Macha is a wargodess who was forced by the king of Ulster (Ireland) to take part in a running match while she was heavily pregnant, as a punishment she caused the men of Ulster to have contractions for 5 days as if they were in labour; as you can imagine Macha is still very popular among feminists.
Manannan Mac Lir (Irish) / Manawydan (Welsh) is the god of the sea and the son of Lir (Irish) / Llyr (Welsh), he is also the patron god of the isle of Man.
Taranis is the thundergod ("taran" means "thunder" in Welsh and Breton), Taranis and the Irish god Dagda are believed to have been one and the same god, he was often depicted with a wheel and was one of the most important gods of the Celtic pantheon, he was not only a god of thunder but also a god of rain and the Celts brought human sacrifices to him which were burned alive.

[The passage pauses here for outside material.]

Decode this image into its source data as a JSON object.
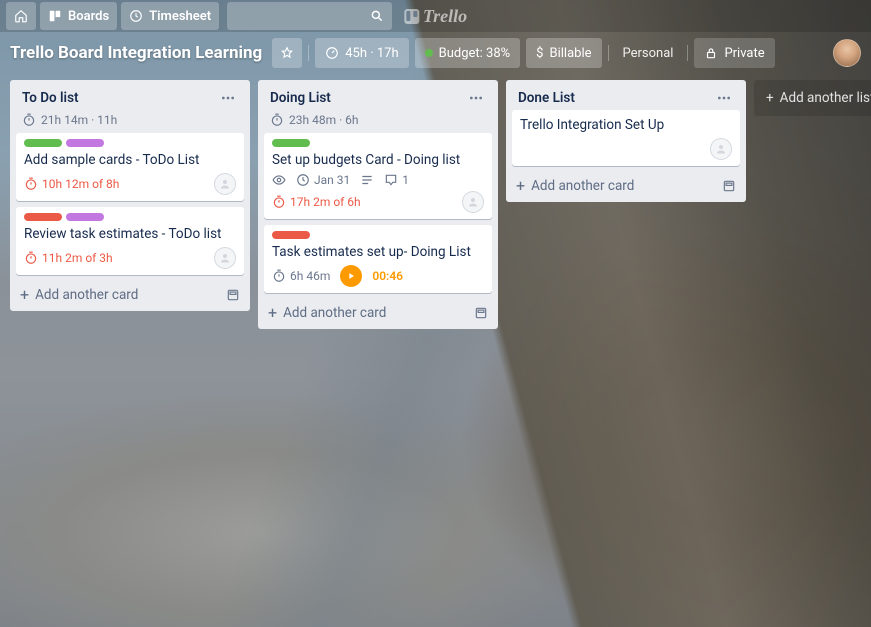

Dagda (Irish) means "Good God" and he is the leader of the Tuatha de Danann, he had a club of which one end could destroy and the other end could grant life.
Teutases / Toutatis (meaning: "God of the People") is a wargod and tribal god, his name suggests that he may be a protector of the Celtic people.
Ancient Celtic holidays:
February 1: Imbolc, this celebration was connected to the godess Brigid.
May 1: Beltaine, this holiday was dedicated to the god Belenos and on this day bonfires were lit (similar to the Germanic Ostara celebrations), humans or animals were also sacrificed by burning them alive in a reed puppet.
August 1: Lughnasadh, this holiday was named after the foster-mother of the god Lugh and is believed to have been some kind of Celtic Olympic Games.
October 31: Samhain, during Samhain the gates of the other world were opened which allowed the Elfs to enter our world.